After most of our meetings he’d email me something or other that occurred to him — “here’s the dumb story I synopsed,” or “attached is that satire by Knox,” or “here is some white-hot teaching on the Christian exercise of sex in marriage from Anscombe.” He sent his review of Robert Alter’s Bible translation, which I’d unsuccessfully tried to influence. In it, he writes “Dorothy Parker famously named her parakeet Onan, ‘because he was always spilling his seed.’ It’s disputable how many of today’s Manhattanites would get the joke, and it’s entirely certain they wouldn’t retrieve it from the New English Translation’s rendering of Genesis: ‘So whenever [Onan] had sexual relations with his brother’s wife, he withdrew prematurely so as not to give his brother a descendant’ (38:9).” He went on to thank Alter for rescuing “vast tracts of English biblical narrative, not from obscurity, but from specious and arbitrary lucidity.”[2]

As I look through my small windowpane into Fr. Paul’s life I see only in part, one fir branch with colored lights, a gold-wrapped, red-ribboned package or two, but not his entire Christmas morning. (He would cringe at this image, as he believed with Waugh and Flannery O’Connor that there is “nothing harder or less sentimental than Christian realism,”[3] but he’s not here to wince.) He was my spiritual director, and more than his wit and intellect, more than his personal holiness, his gifts to me were his kindness and charity. He listened and understood. He never diluted, never expected less, never qualified duty. But he told me to believe in God’s forgiveness and the Church’s release. He said to stop meditating overmuch on my own sin. He read and responded to everything I sent him, he hosted Heather and me whenever we returned to Chicago, and he advocated for me in concrete ways. I don’t think I was a special case for him; I think he did the same for dozens of people every week. He was the special case. He was the gift.

Of O’Connor, he wrote:

Flannery O’Connor presented herself as a hillbilly Thomist to a public that, for the most part, derided hillbillies and detested Thomists. She knew that she had to work to earn a hearing, and that she would be facing cultural headwinds all of her life. It was a challenge she took up with relish. Reviled, scorned, snubbed and patronized by louts with a fifth of her intellectual horsepower, yet never answering a curse with a curse — she always returned to her own work to polish, to make it clearer, to sharpen the edge of the blade, to make it accomplish the Lord's work even if it failed to accomplish her own. She is a saint for our times.[4]

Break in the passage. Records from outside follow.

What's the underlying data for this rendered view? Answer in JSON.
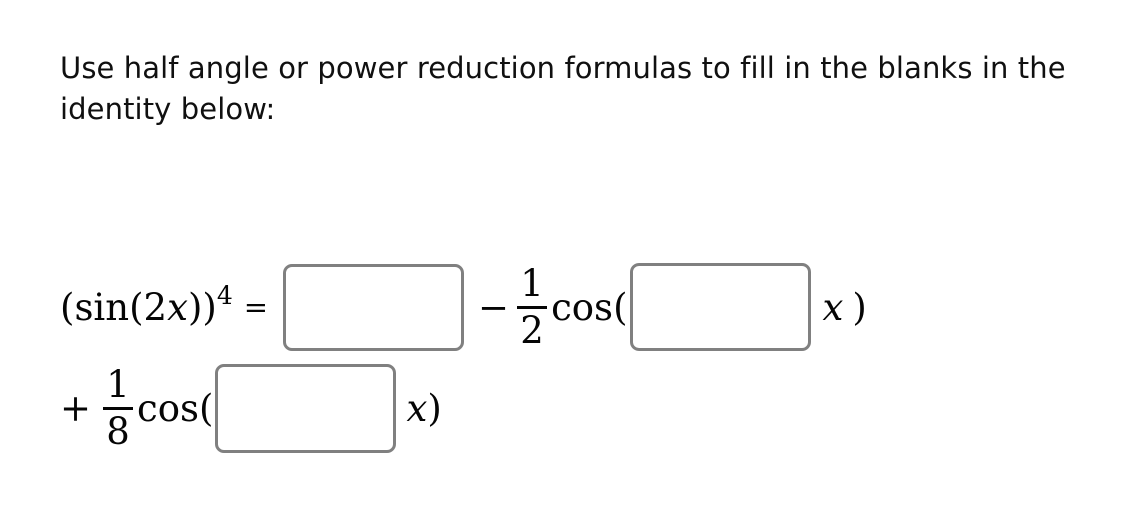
{
  "page": {
    "background_color": "#ffffff",
    "text_color": "#101010"
  },
  "prompt": {
    "text": "Use half angle or power reduction formulas to fill in the blanks in the identity below:"
  },
  "equation": {
    "description": "Power reduction identity for (sin(2x))^4 with three blank answer fields",
    "line1": {
      "lhs_open_paren": "(",
      "lhs_function": "sin",
      "lhs_inner_open": "(",
      "lhs_argument_coefficient": "2",
      "lhs_variable": "x",
      "lhs_inner_close": ")",
      "lhs_close_paren": ")",
      "exponent": "4",
      "equals": "=",
      "minus": "−",
      "fraction": {
        "numerator": "1",
        "denominator": "2"
      },
      "function": "cos",
      "open_paren": "(",
      "variable": "x",
      "close_paren": ")"
    },
    "line2": {
      "plus": "+",
      "fraction": {
        "numerator": "1",
        "denominator": "8"
      },
      "function": "cos",
      "open_paren": "(",
      "variable": "x",
      "close_paren": ")"
    }
  },
  "inputs": {
    "blank_1": {
      "value": "",
      "placeholder": "",
      "border_color": "#808080"
    },
    "blank_2": {
      "value": "",
      "placeholder": "",
      "border_color": "#808080"
    },
    "blank_3": {
      "value": "",
      "placeholder": "",
      "border_color": "#808080"
    }
  }
}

To the many who loved him, this will echo with a new resonance ad maiorem Dei gloriam. Farewell and thank you, Fr. Paul.

Charles Hughes Huff

St. Bernard’s School of Theology and Ministry

Rochester, NY


[1] Paul V. Mankowski, “Waugh on the Merits,” First Things, October 2017.

[2] Ibid., “Word for Word,” First Things, August 2019.

[3] Flannery O'Connor, Letter to Betty Hester, July 20, 1955.

[4] Paul V. Mankowski, “A Saint for Our Times,” unpublished speech given at the Catholic Studies Centre at Saint Louis University, September 16, 2019.

Dr. Charles Hughes Huff is Assistant Professor of Sacred Scripture at St. Bernard’s School of Theology and Ministry in Rochester, NY. Hughes Huff earned his PhD in Hebrew Bible and the Ancient Near East at the University of Chicago in 2019. He studies how ancient authors portray social practices in narratives and use technical and metaphorical language to make ritual authoritative. He is also interested in how scholars rely on modern ethical stances to evaluate ancient Middle Eastern social practices, particularly punishments. Hughes Huff is an experienced teacher, and he cares deeply about pedagogy. He has taught courses in Bible, the reception of Bible in popular culture, ethics and moral theology, social justice, and philosophy. Outside the classroom, he enjoys wine and cycling, but not at the same time.